[30] Raghav S, Gupta B, Agrawal C, Goswami K, Das H. Anti-inflammatory effect of Ruta graveolens L. in murine macrophage cells. J Ethnopharmacol. 2006; 104(1-2): 234-239.
[31] Rashidch A, Qureshi MZ, Raza SA, William J, Arshad M. Quantitative determination of antioxidant potential of Artemisia persica. An Univ Bucuresti Chimie. 2010; 19(1): 23-30.
[32] Korrani MS, Farbood Y, Sarkaki A, Moghaddam HF, Mansouri MT. Protective effects of gallic acid against chronic cerebral hypoperfusion-induced cognitive deficit and brain oxidative damage in rats. Eur J Pharmacol. 2014; 733(2): 62-67.
[33] Bouayed J, Rammal H, Dicko A, Younos C, Soulimani R. Chlorogenic acid, a polyphenol from Prunus domestica (Mirabelle), with coupled anxiolytic and antioxidant effects. J Neuro Sci. 2007; 262(1-2): 77-84.
[34] Mirzaei A, Akbartabar M, Sadeghi H, Sharifi B. The antioxidant activities and total phenolic of Artemisia martima, Achillea millefolium and Matricaria recutica. Armaghane Danesh. 2010; 15(3): 243-252.

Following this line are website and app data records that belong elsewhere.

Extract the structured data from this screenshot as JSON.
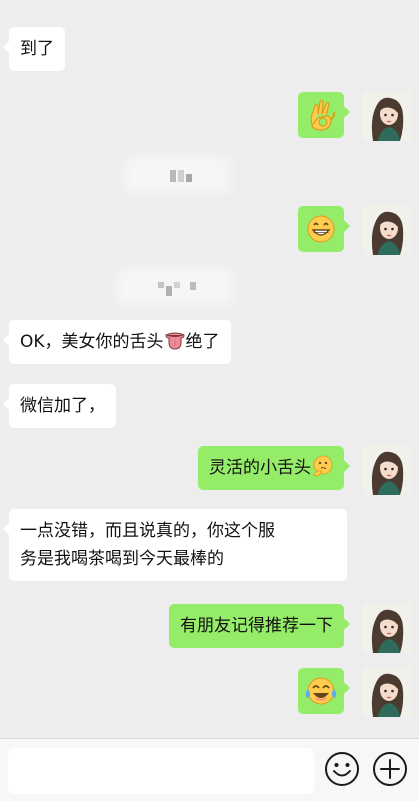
{
  "messages": [
    {
      "side": "in",
      "text": "到了"
    },
    {
      "side": "out",
      "emoji": "ok-hand"
    },
    {
      "side": "out",
      "emoji": "grin"
    },
    {
      "side": "in",
      "text_a": "OK，美女你的舌头",
      "text_b": "绝了",
      "inline_emoji": "tongue"
    },
    {
      "side": "in",
      "text": "微信加了，"
    },
    {
      "side": "out",
      "text": "灵活的小舌头",
      "inline_emoji": "thinking"
    },
    {
      "side": "in",
      "line1": "一点没错，而且说真的，你这个服",
      "line2": "务是我喝茶喝到今天最棒的"
    },
    {
      "side": "out",
      "text": "有朋友记得推荐一下"
    },
    {
      "side": "out",
      "emoji": "tears-of-joy"
    }
  ],
  "input_bar": {
    "placeholder": "",
    "emoji_button_icon": "smiley-icon",
    "more_button_icon": "plus-circle-icon"
  },
  "colors": {
    "background": "#ededed",
    "incoming_bubble": "#ffffff",
    "outgoing_bubble": "#95ec69",
    "input_bar": "#f7f7f7"
  }
}
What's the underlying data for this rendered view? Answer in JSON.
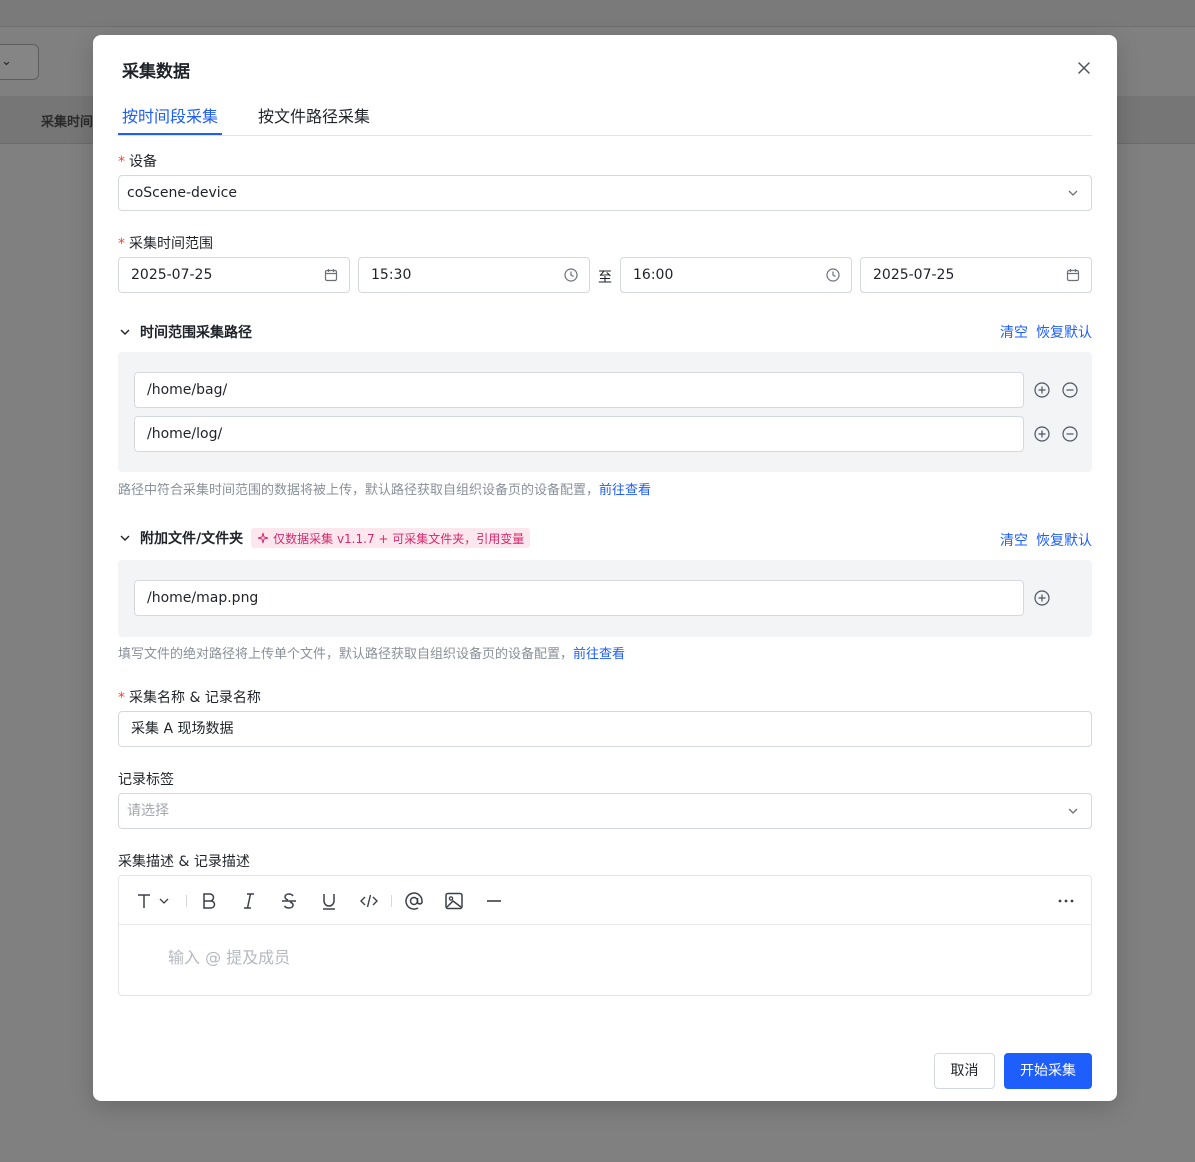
{
  "background": {
    "select_label": "⌄",
    "column_header": "采集时间"
  },
  "modal": {
    "title": "采集数据",
    "tabs": [
      {
        "label": "按时间段采集",
        "active": true
      },
      {
        "label": "按文件路径采集",
        "active": false
      }
    ],
    "device": {
      "label": "设备",
      "value": "coScene-device"
    },
    "time_range": {
      "label": "采集时间范围",
      "start_date": "2025-07-25",
      "start_time": "15:30",
      "separator": "至",
      "end_time": "16:00",
      "end_date": "2025-07-25"
    },
    "time_paths": {
      "title": "时间范围采集路径",
      "clear": "清空",
      "reset": "恢复默认",
      "paths": [
        "/home/bag/",
        "/home/log/"
      ],
      "help": "路径中符合采集时间范围的数据将被上传，默认路径获取自组织设备页的设备配置，",
      "help_link": "前往查看"
    },
    "extra_files": {
      "title": "附加文件/文件夹",
      "tag": "仅数据采集 v1.1.7 + 可采集文件夹，引用变量",
      "clear": "清空",
      "reset": "恢复默认",
      "paths": [
        "/home/map.png"
      ],
      "help": "填写文件的绝对路径将上传单个文件，默认路径获取自组织设备页的设备配置，",
      "help_link": "前往查看"
    },
    "record_name": {
      "label": "采集名称 & 记录名称",
      "value": "采集 A 现场数据"
    },
    "record_tags": {
      "label": "记录标签",
      "placeholder": "请选择"
    },
    "description": {
      "label": "采集描述 & 记录描述",
      "placeholder": "输入 @ 提及成员"
    },
    "buttons": {
      "cancel": "取消",
      "start": "开始采集"
    }
  },
  "colors": {
    "primary": "#1d5efc",
    "required": "#f0443c",
    "tag_bg": "#fde7ef",
    "tag_text": "#d6286b"
  }
}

[35] Tallman JF, Paul SM, Skolnick P, Gallager DW. Receptors for the age of anxiety: pharmacology of the benzodiazepines. Science. 1980; 207(4428): 274-281.
[36] Awad R, Levac D, Cybulska P, Merali Z, Trudeau V, Arnason J. Effects of traditionally used anxiolytic botanicals on enzymes of the γ-aminobutyric acid (GABA) system. Can J Physiol Pharmacol. 2007; 85(9): 933-942.
[37] Söderpalm B, Eriksson E, Engel JA. Anti-conflict and rotarod impairing effects of alprazolam and diazepam in rat after acute and subchronic administration. Prog Neuropsychopharmacol Biol Psychiatry. 1989; 13(1-2): 269-283.
[38] Musavi S, Kakkar P. Effect of diazepam treatment and its withdrawal on pro/antioxidative processes in rat brain. Mol Cell Biochem. 2003; 245(1-2): 51-56.
[39] Shen XL, Nielsen M, Witt MR, Sterner O, Bergendorff O, Khayyal M. Inhibition of [methyl-3H] diazepam binding to rat brain membranes in vitro by dinatin and skrofulein. Acta pharmacologica Sinica. 1994; 15(5): 385-388.
[40] Emadi F, Yassa N, Hadjiakhoondi A, Beyer C, Sharifzadeh M. Sedative effects of Iranian Artemisia annua in mice: possible benzodiazepine receptors involvement. Pharm Biol. 2011; 49(8): 784-788.
[41] Sharma A, Cardoso-Taketa A, García G, Villarreal ML. A systematic updated review of scientifically tested selected plants used for anxiety disorders. Botanics. 2012; 14(2): 21-39.